When moving to the cross over with the left and when moving to the left cross over to the right.

When taking your cross over step your body is

  • turned perpendicular to the net with both arms swung back until you
  • swing both arms forward as you bring your back foot around parallel to the crossover foot.

The swing block is designed to give the blocker more elevation and helps you get your hands and arms further over the net while blocking a fast attack. 

Timing this type of volleyball block is very important. 

Timing The Volleyball Block Jump

Speaking of timing, during your block, you want to wait until, just before the opposing player spikes the ball, then you jump.

As you jump, you want to extend your hands, arms and shoulders over the net or if you can’t reach over, then as high as possible in order to grab the ball.

If you haven’t been instructed by your coach to take an area of the court away with your volleyball block, then your goal is to literally try to stop the ball before it passes over thnet.

Keep your hands spread and your fingers wide apart in order to cover as much area above the net away from the hitter. This is how you "block" the ball.

Volleyball block: The Infamous Penn State Volleyball Blockers  Photo by Penn State NewsThe Infamous Penn State Volleyball Blockers Photo by Penn State News

Once you block the ball, your widespread fingers and straight arms which are backed by your solid rigid wrists should just deflect the ball back into the middle of your opponents court.

Let me repeat. Imagine that you are making a wall with your hands and arms that you will use to redirect the ball back into the middle of your opponent’s court.

That’s the best way to think about how you should be blocking a volleyball.

How To Play Volleyball: Where Do You Go From Here?

We know where you need to go now! Here are three options: 

  1. Learn more about Digging
  2. Follow the suggested reading on our Sitemap page Learning How To Play (Sitemap)
  3. Or visit the pages in the How to Play Volleyball section in the drop down menu at the top of the page to get started. 
  4. Before leaving this page Say "Hi" to Mr G.B Blash, the Bear, wearing the #11 jersey below. "G.B" aka "Great Big" is the starting middle blocker for the All Beast VolleyBragSwag All Star team.  

Related Links: 

How to Play

Learn To Play








Serve Receive


New! Comments

Have your say about what you just read! Leave me a comment in the box below.

A post shared by Rachael Adams (@rachaeladams) on

The Weekly Award-winning Las Vegas Volleyball Boot Camp Class Schedule


as the Volleyball Voice Boot Camp Classes receive the 2018 Nevada Recreation and Park Society award for

Best Sports Program in Nevada 

Boot Camp Volleyball Class Requirements

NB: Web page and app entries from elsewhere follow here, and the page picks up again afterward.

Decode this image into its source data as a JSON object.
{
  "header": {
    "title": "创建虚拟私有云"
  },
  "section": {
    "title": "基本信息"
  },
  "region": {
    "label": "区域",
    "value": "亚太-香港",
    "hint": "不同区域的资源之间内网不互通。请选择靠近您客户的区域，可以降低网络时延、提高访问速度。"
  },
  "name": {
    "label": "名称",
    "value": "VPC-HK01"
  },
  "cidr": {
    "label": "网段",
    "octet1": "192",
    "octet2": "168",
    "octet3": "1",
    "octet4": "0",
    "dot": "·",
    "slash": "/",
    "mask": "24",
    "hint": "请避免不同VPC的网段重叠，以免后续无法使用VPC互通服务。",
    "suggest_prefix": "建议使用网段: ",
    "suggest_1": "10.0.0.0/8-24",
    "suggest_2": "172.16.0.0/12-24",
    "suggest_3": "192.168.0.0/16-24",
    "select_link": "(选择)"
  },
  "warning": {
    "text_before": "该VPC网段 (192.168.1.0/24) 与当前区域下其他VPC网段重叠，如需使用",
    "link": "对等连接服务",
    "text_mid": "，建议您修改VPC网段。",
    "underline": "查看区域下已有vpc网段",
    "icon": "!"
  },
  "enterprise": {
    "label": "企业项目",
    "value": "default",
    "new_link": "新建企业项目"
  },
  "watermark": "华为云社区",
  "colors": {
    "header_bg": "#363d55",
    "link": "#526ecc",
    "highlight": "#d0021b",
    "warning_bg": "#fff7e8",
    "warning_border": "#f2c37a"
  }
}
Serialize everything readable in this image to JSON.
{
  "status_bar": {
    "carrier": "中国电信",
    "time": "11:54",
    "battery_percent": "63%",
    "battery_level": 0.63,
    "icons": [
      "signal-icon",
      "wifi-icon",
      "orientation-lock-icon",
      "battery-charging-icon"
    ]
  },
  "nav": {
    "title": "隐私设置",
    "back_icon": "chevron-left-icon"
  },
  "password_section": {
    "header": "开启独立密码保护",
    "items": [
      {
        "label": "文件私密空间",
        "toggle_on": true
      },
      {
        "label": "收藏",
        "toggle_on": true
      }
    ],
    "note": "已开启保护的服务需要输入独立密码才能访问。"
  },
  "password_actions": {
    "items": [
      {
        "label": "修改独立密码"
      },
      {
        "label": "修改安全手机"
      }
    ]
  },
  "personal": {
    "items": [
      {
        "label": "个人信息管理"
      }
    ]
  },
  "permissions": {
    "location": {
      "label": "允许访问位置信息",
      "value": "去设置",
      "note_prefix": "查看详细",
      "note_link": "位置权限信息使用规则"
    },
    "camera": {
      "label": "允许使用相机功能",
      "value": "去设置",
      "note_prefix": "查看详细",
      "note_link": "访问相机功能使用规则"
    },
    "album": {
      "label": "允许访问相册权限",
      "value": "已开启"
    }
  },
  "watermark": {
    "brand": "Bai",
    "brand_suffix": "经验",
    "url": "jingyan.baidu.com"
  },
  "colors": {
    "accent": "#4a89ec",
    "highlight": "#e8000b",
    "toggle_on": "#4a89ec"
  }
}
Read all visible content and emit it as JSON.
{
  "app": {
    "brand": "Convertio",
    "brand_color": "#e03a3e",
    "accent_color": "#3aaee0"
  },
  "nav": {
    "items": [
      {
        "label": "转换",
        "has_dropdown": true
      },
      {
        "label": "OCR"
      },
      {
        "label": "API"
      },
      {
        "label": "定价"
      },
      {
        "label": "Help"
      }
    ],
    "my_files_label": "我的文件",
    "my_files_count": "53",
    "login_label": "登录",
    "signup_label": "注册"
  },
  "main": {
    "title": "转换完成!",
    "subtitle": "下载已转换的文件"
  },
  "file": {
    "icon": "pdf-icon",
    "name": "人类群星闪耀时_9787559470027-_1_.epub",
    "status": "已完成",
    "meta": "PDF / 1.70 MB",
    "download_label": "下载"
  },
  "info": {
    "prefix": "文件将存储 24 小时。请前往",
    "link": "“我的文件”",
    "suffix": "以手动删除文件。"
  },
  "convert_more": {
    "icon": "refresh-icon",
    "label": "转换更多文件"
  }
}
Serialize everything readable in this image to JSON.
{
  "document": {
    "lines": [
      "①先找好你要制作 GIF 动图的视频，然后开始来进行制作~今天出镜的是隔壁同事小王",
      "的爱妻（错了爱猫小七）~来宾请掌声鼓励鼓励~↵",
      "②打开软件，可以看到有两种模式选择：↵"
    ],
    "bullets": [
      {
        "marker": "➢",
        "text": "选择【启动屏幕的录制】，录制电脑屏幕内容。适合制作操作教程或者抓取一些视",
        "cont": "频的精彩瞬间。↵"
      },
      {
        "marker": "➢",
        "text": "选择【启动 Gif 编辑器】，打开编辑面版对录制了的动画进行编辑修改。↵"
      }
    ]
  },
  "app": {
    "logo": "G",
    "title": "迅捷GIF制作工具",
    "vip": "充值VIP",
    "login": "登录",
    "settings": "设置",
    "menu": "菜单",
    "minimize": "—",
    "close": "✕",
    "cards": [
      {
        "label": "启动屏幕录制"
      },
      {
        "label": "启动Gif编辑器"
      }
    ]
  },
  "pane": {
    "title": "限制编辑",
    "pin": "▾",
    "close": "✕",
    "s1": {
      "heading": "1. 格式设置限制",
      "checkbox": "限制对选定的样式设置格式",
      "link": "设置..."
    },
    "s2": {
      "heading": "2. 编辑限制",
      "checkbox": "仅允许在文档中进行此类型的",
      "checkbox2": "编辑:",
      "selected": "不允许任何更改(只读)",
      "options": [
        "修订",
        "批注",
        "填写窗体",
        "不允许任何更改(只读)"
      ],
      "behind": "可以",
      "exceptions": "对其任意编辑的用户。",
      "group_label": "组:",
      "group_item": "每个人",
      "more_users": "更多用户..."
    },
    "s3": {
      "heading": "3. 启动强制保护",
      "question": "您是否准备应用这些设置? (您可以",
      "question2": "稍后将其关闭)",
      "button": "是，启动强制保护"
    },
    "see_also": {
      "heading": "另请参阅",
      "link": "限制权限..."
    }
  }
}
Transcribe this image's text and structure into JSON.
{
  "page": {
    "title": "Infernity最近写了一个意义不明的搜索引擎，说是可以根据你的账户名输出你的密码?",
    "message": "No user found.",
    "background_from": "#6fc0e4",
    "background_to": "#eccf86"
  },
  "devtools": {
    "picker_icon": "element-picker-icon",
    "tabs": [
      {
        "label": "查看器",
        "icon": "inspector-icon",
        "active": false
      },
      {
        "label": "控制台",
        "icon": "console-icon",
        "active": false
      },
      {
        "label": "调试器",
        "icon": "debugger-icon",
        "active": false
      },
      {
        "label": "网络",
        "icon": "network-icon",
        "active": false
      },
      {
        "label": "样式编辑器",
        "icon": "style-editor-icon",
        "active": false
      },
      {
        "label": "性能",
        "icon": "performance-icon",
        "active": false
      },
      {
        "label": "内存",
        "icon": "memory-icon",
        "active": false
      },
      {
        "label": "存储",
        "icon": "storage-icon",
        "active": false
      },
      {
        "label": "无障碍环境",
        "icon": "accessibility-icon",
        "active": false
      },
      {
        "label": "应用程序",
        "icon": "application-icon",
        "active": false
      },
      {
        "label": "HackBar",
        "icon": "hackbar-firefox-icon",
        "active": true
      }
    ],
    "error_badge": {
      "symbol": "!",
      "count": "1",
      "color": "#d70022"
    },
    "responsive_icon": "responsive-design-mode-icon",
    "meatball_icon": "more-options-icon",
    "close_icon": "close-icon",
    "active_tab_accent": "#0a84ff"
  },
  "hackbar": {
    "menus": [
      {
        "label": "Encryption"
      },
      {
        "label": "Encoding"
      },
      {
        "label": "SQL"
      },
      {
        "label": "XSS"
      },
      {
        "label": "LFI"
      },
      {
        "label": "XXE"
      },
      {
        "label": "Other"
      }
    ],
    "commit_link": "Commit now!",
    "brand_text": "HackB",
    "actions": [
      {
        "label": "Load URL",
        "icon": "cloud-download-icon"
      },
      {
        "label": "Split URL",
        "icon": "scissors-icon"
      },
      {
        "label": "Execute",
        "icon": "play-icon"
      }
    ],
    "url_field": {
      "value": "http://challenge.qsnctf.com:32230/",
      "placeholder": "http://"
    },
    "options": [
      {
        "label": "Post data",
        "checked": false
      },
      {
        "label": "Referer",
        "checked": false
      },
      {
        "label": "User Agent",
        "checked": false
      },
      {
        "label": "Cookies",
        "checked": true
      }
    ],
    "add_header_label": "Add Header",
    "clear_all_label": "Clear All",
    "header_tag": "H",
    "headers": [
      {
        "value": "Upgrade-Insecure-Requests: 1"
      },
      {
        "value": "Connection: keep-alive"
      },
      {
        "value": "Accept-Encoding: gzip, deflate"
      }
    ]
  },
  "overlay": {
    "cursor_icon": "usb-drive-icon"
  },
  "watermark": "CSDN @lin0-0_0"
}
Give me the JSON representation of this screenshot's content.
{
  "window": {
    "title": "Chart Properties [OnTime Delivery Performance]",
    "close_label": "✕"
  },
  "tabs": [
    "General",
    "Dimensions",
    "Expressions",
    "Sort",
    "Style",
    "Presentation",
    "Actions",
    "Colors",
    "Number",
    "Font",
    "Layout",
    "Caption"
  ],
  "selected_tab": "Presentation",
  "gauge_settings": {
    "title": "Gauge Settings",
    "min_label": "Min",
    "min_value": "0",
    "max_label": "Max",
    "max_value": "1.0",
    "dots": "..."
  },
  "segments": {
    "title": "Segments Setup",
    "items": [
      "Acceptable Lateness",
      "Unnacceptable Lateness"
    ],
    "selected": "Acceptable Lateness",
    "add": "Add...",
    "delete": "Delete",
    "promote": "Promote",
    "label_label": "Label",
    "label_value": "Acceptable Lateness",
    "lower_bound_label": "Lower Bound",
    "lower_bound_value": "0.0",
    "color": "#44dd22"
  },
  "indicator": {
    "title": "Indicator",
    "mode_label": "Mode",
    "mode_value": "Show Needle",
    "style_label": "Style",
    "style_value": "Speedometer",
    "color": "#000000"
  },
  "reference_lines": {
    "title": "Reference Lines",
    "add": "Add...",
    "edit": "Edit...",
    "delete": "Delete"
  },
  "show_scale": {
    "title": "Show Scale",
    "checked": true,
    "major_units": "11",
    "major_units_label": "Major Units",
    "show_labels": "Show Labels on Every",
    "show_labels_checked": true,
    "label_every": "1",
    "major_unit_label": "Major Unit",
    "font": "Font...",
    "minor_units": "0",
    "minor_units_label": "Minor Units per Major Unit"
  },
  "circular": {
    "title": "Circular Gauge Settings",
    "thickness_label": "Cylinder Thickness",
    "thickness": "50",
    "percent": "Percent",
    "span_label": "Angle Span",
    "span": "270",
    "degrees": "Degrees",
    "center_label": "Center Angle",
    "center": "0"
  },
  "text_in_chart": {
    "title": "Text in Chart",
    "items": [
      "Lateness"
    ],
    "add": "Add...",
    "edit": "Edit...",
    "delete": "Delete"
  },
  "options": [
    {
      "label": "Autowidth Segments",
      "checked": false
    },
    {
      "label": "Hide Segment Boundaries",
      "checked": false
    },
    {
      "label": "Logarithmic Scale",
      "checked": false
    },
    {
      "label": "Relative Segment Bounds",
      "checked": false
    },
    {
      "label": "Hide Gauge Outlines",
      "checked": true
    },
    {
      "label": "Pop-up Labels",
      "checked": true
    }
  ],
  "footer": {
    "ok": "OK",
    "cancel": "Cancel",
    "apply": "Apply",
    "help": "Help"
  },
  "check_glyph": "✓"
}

  • No online registration for Volleyball Voice Boot Camp classes
  • Arrive 15-20 minutes before class begins
  • Pay $10 at front desk
  • Kneepads mandatory
  • Classes close at 6:05, latecomers will not be admitted
  • You WILL sweat

Click for info on Semi-Private Training with Coach April

Private and Semi Private Lessons with Coach April
Mondays, Tuesdays and Thursdays